AllergiesPage 1 of 5
Allergy Symptoms and Allergy Relief
More than 50 million Americans suffer from allergic diseases and their associated allergy symptoms. A recent nationwide survey found that more than half (54.6 percent) of all U.S citizens test positive to one or more allergens; among specific allergens, dust mite, rye, ragweed, or cockroach caused sensitization in approximately 25 percent of the population.
Allergies are the sixth leading cause of chronic disease in the United States, costing the health care system $18 billion annually.
Two estimates of prevalence of allergies, specifically, allergic rhino conjunctivitis (hay fever) in the United States are 9 percent and 16 percent. The prevalence of allergic rhinitis has increased substantially over the past 15 years.
In 2002, approximately 14 million office visits to health care providers of patients seeking allergy relief were attributed to allergic rhinitis.
Estimates of the prevalence of allergies to latex allergens in the general population vary widely, from less than 1 percent to 6 percent.
Atopic dermatitis is one of the most common skin diseases, particularly in
infants and children. The estimated prevalence in the United States varies from
9 to 30 percent. The prevalence of atopic
dermatitis appears to be increasing.
Health care provider visits for contact dermatitis and other eczemas, which
include atopic dermatitis, are 7 million per year.
Chronic sinusitis is the most commonly reported chronic disease, affecting 16.3
percent of people (nearly 32 million) in the United States in 1997.
In 1996, estimated U.S. health care expenditures attributable to sinusitis were
approximately $5.8 billion.
Experts estimate food allergy occurs in 6 to 8 percent of children 4 years of
age or under, and in 4 percent of adults. Approximately
150 Americans, usually adolescents and young adults, die annually from
Peanut or tree nut allergies affect approximately 0.6 percent and 0.4 percent of
Americans, respectively, and cause the most severe food-induced allergic
Allergic drug reactions account for 5 to 10 percent of all adverse drug
reactions, with skin reaction being the most common form.
Penicillin is a common cause of drug allergy. Approximately 7 percent of normal
volunteers react to penicillin allergy skin tests (IgE antibodies) .
While the true number of deaths from drug reactions is unknown, anaphylactic
reactions to penicillin occur in 32 of every 100,000 exposed patients.
Acute urticaria (hives) is common, affecting 10 to 20 percent of the population
at some time in their lives. Half of those affected continue to have symptoms
for more than 6 months.
Allergy to venom of stinging insects (honeybees, wasps, hornets, yellow jackets,
and fire ants) is relatively common, with prevalence of systemic reactions in 3
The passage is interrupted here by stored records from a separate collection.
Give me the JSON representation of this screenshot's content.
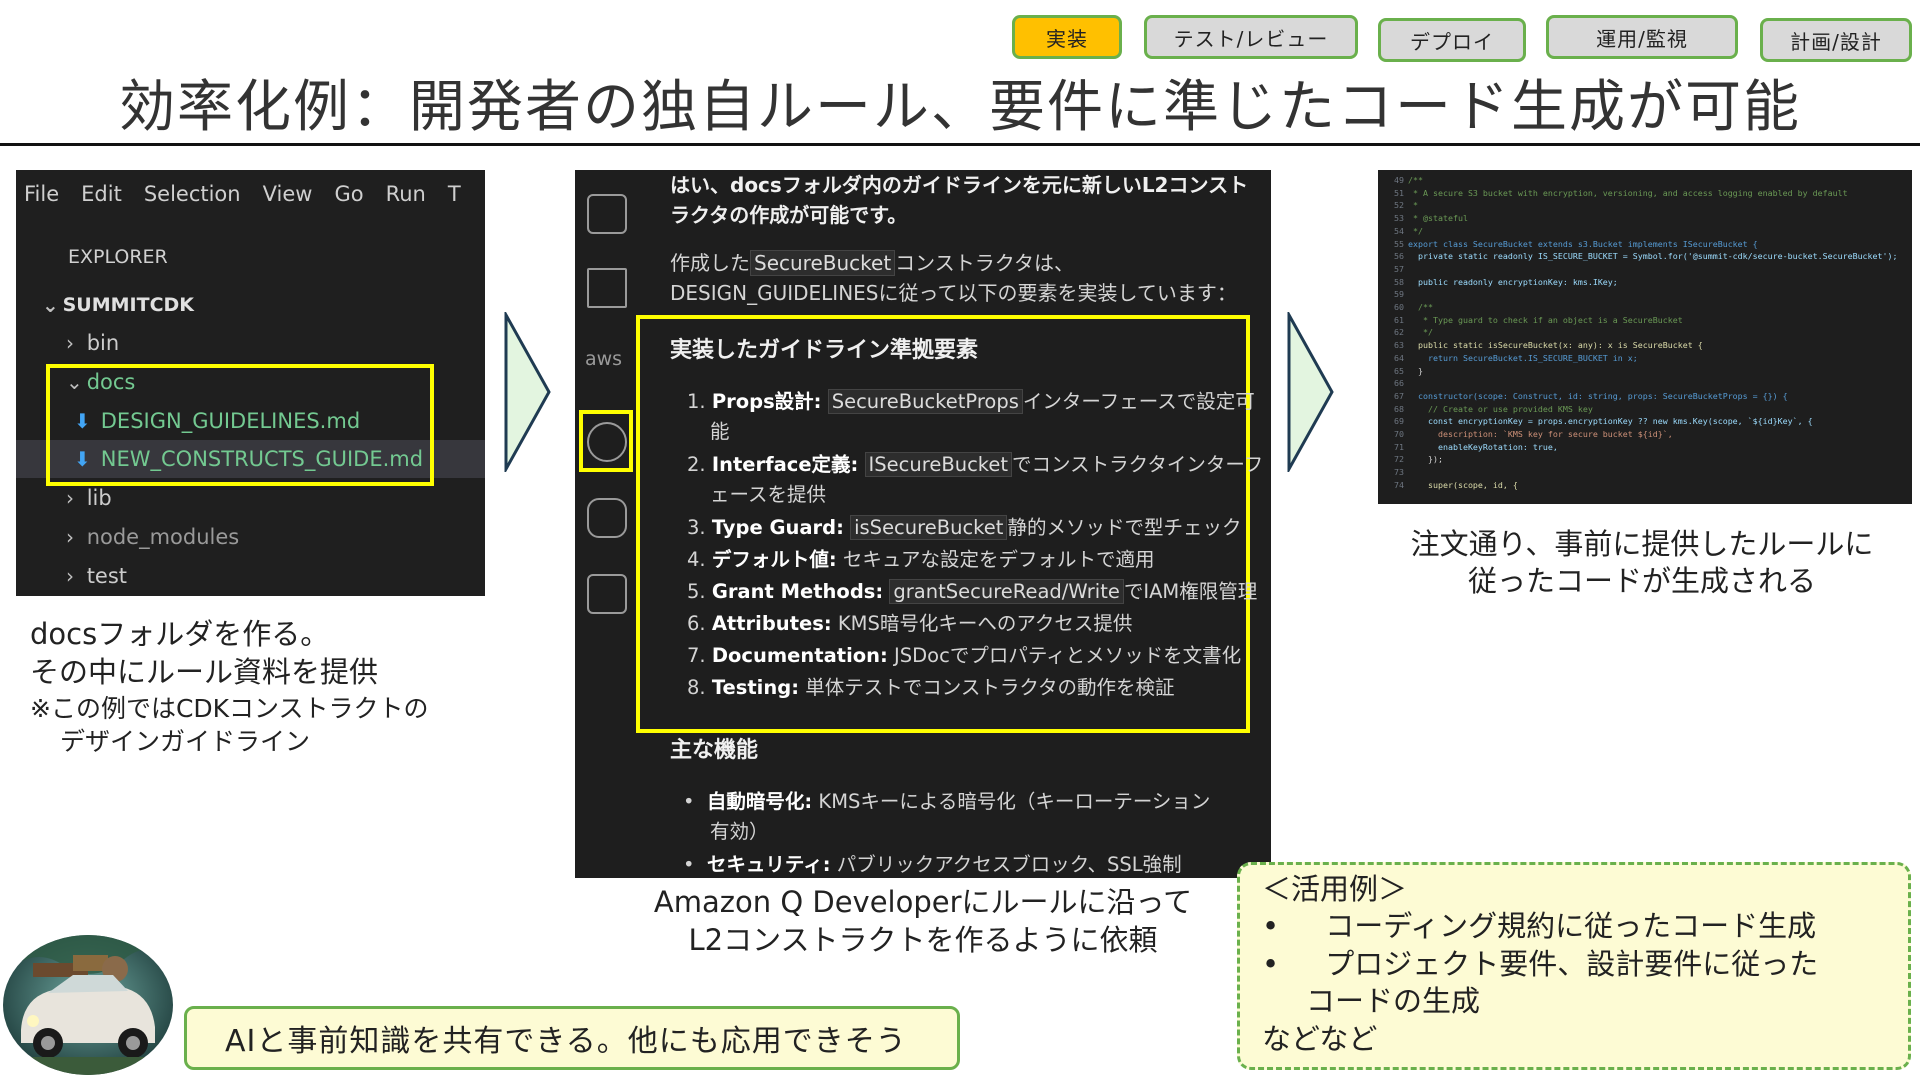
{
  "tabs": [
    "実装",
    "テスト/レビュー",
    "デプロイ",
    "運用/監視",
    "計画/設計"
  ],
  "title": "効率化例：開発者の独自ルール、要件に準じたコード生成が可能",
  "explorer": {
    "menu": [
      "File",
      "Edit",
      "Selection",
      "View",
      "Go",
      "Run",
      "T"
    ],
    "header": "EXPLORER",
    "root": "SUMMITCDK",
    "items": [
      "bin",
      "docs",
      "DESIGN_GUIDELINES.md",
      "NEW_CONSTRUCTS_GUIDE.md",
      "lib",
      "node_modules",
      "test"
    ]
  },
  "caption1": {
    "line1": "docsフォルダを作る。",
    "line2": "その中にルール資料を提供",
    "note1": "※この例ではCDKコンストラクトの",
    "note2": "デザインガイドライン"
  },
  "chat": {
    "intro1": "はい、docsフォルダ内のガイドラインを元に新しいL2コンスト",
    "intro2": "ラクタの作成が可能です。",
    "made_prefix": "作成した",
    "made_code": "SecureBucket",
    "made_suffix": "コンストラクタは、",
    "made2": "DESIGN_GUIDELINESに従って以下の要素を実装しています：",
    "section1": "実装したガイドライン準拠要素",
    "items": [
      {
        "num": "1.",
        "bold": "Props設計:",
        "code": "SecureBucketProps",
        "text": "インターフェースで設定可",
        "cont": "能"
      },
      {
        "num": "2.",
        "bold": "Interface定義:",
        "code": "ISecureBucket",
        "text": "でコンストラクタインターフ",
        "cont": "ェースを提供"
      },
      {
        "num": "3.",
        "bold": "Type Guard:",
        "code": "isSecureBucket",
        "text": "静的メソッドで型チェック"
      },
      {
        "num": "4.",
        "bold": "デフォルト値:",
        "text": "セキュアな設定をデフォルトで適用"
      },
      {
        "num": "5.",
        "bold": "Grant Methods:",
        "code": "grantSecureRead/Write",
        "text": "でIAM権限管理"
      },
      {
        "num": "6.",
        "bold": "Attributes:",
        "text": "KMS暗号化キーへのアクセス提供"
      },
      {
        "num": "7.",
        "bold": "Documentation:",
        "text": "JSDocでプロパティとメソッドを文書化"
      },
      {
        "num": "8.",
        "bold": "Testing:",
        "text": "単体テストでコンストラクタの動作を検証"
      }
    ],
    "section2": "主な機能",
    "features": [
      {
        "bold": "自動暗号化:",
        "text": "KMSキーによる暗号化（キーローテーション",
        "cont": "有効）"
      },
      {
        "bold": "セキュリティ:",
        "text": "パブリックアクセスブロック、SSL強制"
      }
    ]
  },
  "caption2": {
    "line1": "Amazon Q Developerにルールに沿って",
    "line2": "L2コンストラクトを作るように依頼"
  },
  "code": {
    "lines": [
      {
        "n": "49",
        "t": "/**",
        "cls": "c"
      },
      {
        "n": "51",
        "t": " * A secure S3 bucket with encryption, versioning, and access logging enabled by default",
        "cls": "c"
      },
      {
        "n": "52",
        "t": " *",
        "cls": "c"
      },
      {
        "n": "53",
        "t": " * @stateful",
        "cls": "c"
      },
      {
        "n": "54",
        "t": " */",
        "cls": "c"
      },
      {
        "n": "55",
        "t": "export class SecureBucket extends s3.Bucket implements ISecureBucket {",
        "cls": "k"
      },
      {
        "n": "56",
        "t": "  private static readonly IS_SECURE_BUCKET = Symbol.for('@summit-cdk/secure-bucket.SecureBucket');",
        "cls": "v"
      },
      {
        "n": "57",
        "t": "",
        "cls": "w"
      },
      {
        "n": "58",
        "t": "  public readonly encryptionKey: kms.IKey;",
        "cls": "v"
      },
      {
        "n": "59",
        "t": "",
        "cls": "w"
      },
      {
        "n": "60",
        "t": "  /**",
        "cls": "c"
      },
      {
        "n": "61",
        "t": "   * Type guard to check if an object is a SecureBucket",
        "cls": "c"
      },
      {
        "n": "62",
        "t": "   */",
        "cls": "c"
      },
      {
        "n": "63",
        "t": "  public static isSecureBucket(x: any): x is SecureBucket {",
        "cls": "f"
      },
      {
        "n": "64",
        "t": "    return SecureBucket.IS_SECURE_BUCKET in x;",
        "cls": "k"
      },
      {
        "n": "65",
        "t": "  }",
        "cls": "w"
      },
      {
        "n": "66",
        "t": "",
        "cls": "w"
      },
      {
        "n": "67",
        "t": "  constructor(scope: Construct, id: string, props: SecureBucketProps = {}) {",
        "cls": "k"
      },
      {
        "n": "68",
        "t": "    // Create or use provided KMS key",
        "cls": "c"
      },
      {
        "n": "69",
        "t": "    const encryptionKey = props.encryptionKey ?? new kms.Key(scope, `${id}Key`, {",
        "cls": "v"
      },
      {
        "n": "70",
        "t": "      description: `KMS key for secure bucket ${id}`,",
        "cls": "s"
      },
      {
        "n": "71",
        "t": "      enableKeyRotation: true,",
        "cls": "v"
      },
      {
        "n": "72",
        "t": "    });",
        "cls": "w"
      },
      {
        "n": "73",
        "t": "",
        "cls": "w"
      },
      {
        "n": "74",
        "t": "    super(scope, id, {",
        "cls": "f"
      }
    ]
  },
  "caption3": {
    "line1": "注文通り、事前に提供したルールに",
    "line2": "従ったコードが生成される"
  },
  "usage": {
    "title": "＜活用例＞",
    "bullets": [
      "コーディング規約に従ったコード生成",
      "プロジェクト要件、設計要件に従った"
    ],
    "cont": "コードの生成",
    "footer": "などなど"
  },
  "bubble": "AIと事前知識を共有できる。他にも応用できそう",
  "colors": {
    "accent": "#ffc000",
    "frame": "#6ab04c",
    "highlight": "#ffff00",
    "note_bg": "#fdfbd4"
  }
}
percent of American and 1 percent of children. Between 40
and 100 Americans have been reported to die annually from anaphylaxis to
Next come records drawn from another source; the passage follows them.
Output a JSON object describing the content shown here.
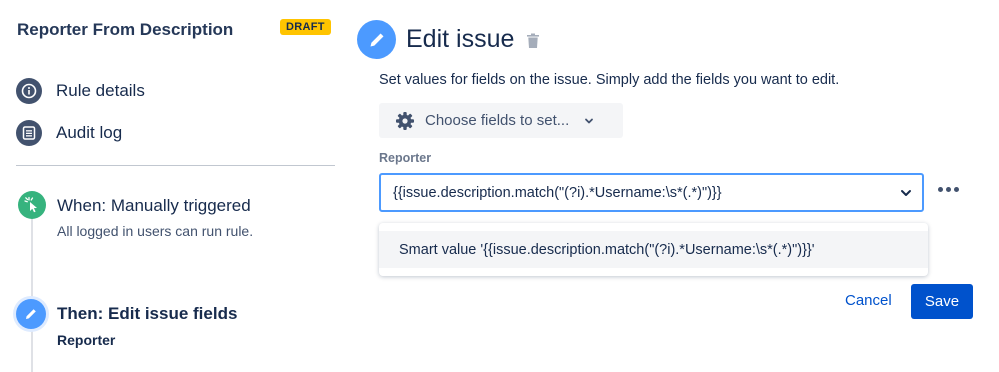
{
  "sidebar": {
    "rule_name": "Reporter From Description",
    "status_badge": "DRAFT",
    "nav": [
      {
        "label": "Rule details",
        "icon": "info-icon"
      },
      {
        "label": "Audit log",
        "icon": "list-icon"
      }
    ],
    "steps": [
      {
        "title": "When: Manually triggered",
        "subtitle": "All logged in users can run rule.",
        "icon": "cursor-click-icon",
        "color": "#36B37E"
      },
      {
        "title": "Then: Edit issue fields",
        "subtitle": "Reporter",
        "icon": "pencil-icon",
        "color": "#4C9AFF"
      }
    ]
  },
  "main": {
    "title": "Edit issue",
    "description": "Set values for fields on the issue. Simply add the fields you want to edit.",
    "choose_fields_label": "Choose fields to set...",
    "field": {
      "label": "Reporter",
      "value": "{{issue.description.match(\"(?i).*Username:\\s*(.*)\")}}",
      "suggestion": "Smart value '{{issue.description.match(\"(?i).*Username:\\s*(.*)\")}}'"
    },
    "buttons": {
      "cancel": "Cancel",
      "save": "Save"
    }
  },
  "colors": {
    "primary": "#0052CC",
    "draft_badge": "#FFC400",
    "focus_border": "#4C9AFF"
  }
}
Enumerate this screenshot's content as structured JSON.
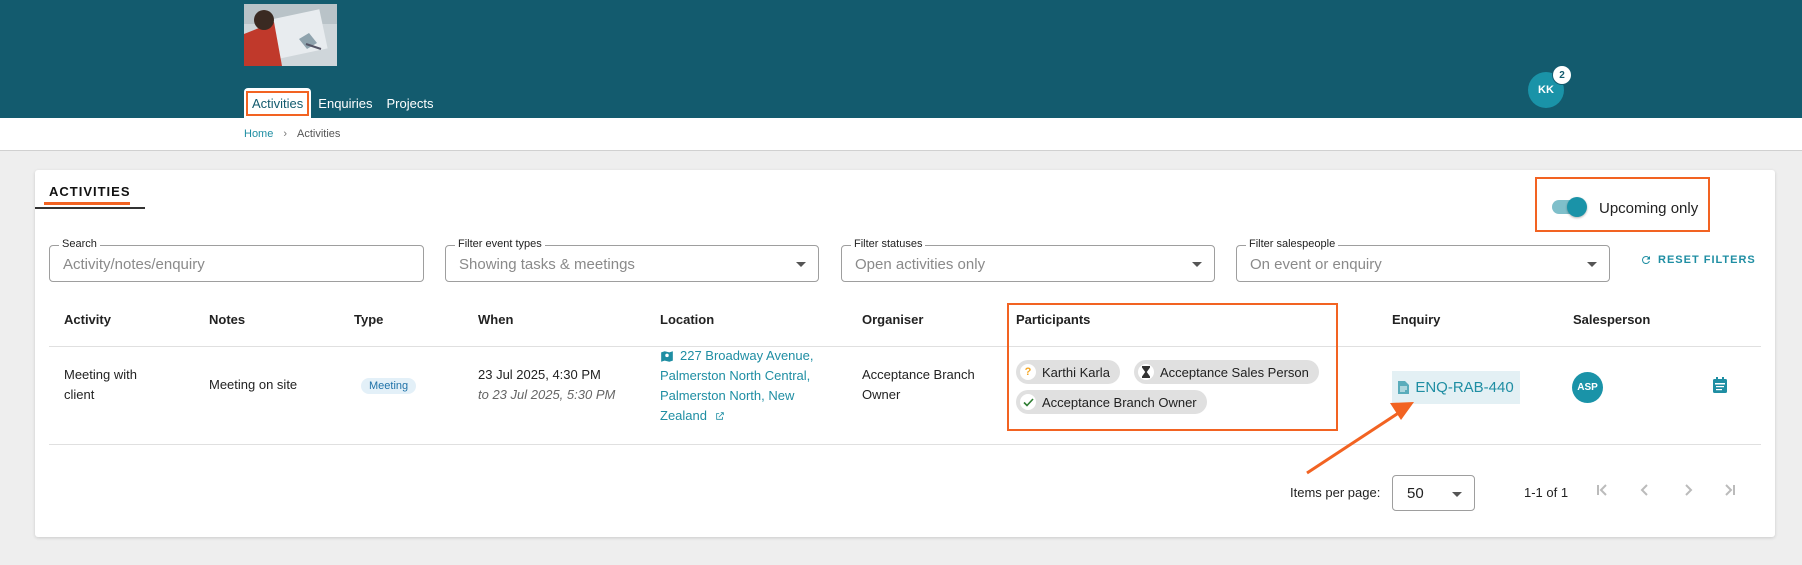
{
  "header": {
    "nav_tabs": [
      "Activities",
      "Enquiries",
      "Projects"
    ],
    "user_initials": "KK",
    "notification_count": "2"
  },
  "breadcrumb": {
    "home": "Home",
    "separator": "›",
    "current": "Activities"
  },
  "card": {
    "title": "ACTIVITIES",
    "upcoming_label": "Upcoming only",
    "upcoming_on": true
  },
  "filters": {
    "search": {
      "label": "Search",
      "placeholder": "Activity/notes/enquiry"
    },
    "event_types": {
      "label": "Filter event types",
      "value": "Showing tasks & meetings"
    },
    "statuses": {
      "label": "Filter statuses",
      "value": "Open activities only"
    },
    "salespeople": {
      "label": "Filter salespeople",
      "value": "On event or enquiry"
    },
    "reset_label": "RESET FILTERS"
  },
  "table": {
    "headers": [
      "Activity",
      "Notes",
      "Type",
      "When",
      "Location",
      "Organiser",
      "Participants",
      "Enquiry",
      "Salesperson"
    ],
    "rows": [
      {
        "activity": [
          "Meeting with",
          "client"
        ],
        "notes": "Meeting on site",
        "type": "Meeting",
        "when": "23 Jul 2025, 4:30 PM",
        "when_to": "to 23 Jul 2025, 5:30 PM",
        "location": [
          "227 Broadway Avenue,",
          "Palmerston North Central,",
          "Palmerston North, New",
          "Zealand"
        ],
        "organiser": [
          "Acceptance Branch",
          "Owner"
        ],
        "participants": [
          {
            "name": "Karthi Karla",
            "status_icon": "question-icon"
          },
          {
            "name": "Acceptance Sales Person",
            "status_icon": "hourglass-icon"
          },
          {
            "name": "Acceptance Branch Owner",
            "status_icon": "check-icon"
          }
        ],
        "enquiry": "ENQ-RAB-440",
        "salesperson": "ASP"
      }
    ]
  },
  "pagination": {
    "items_per_page_label": "Items per page:",
    "items_per_page": "50",
    "range": "1-1 of 1"
  },
  "colors": {
    "header_bg": "#135b6e",
    "accent": "#1f8ea3",
    "annotation": "#f26322"
  }
}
insects, although this number may be markedly underestimated.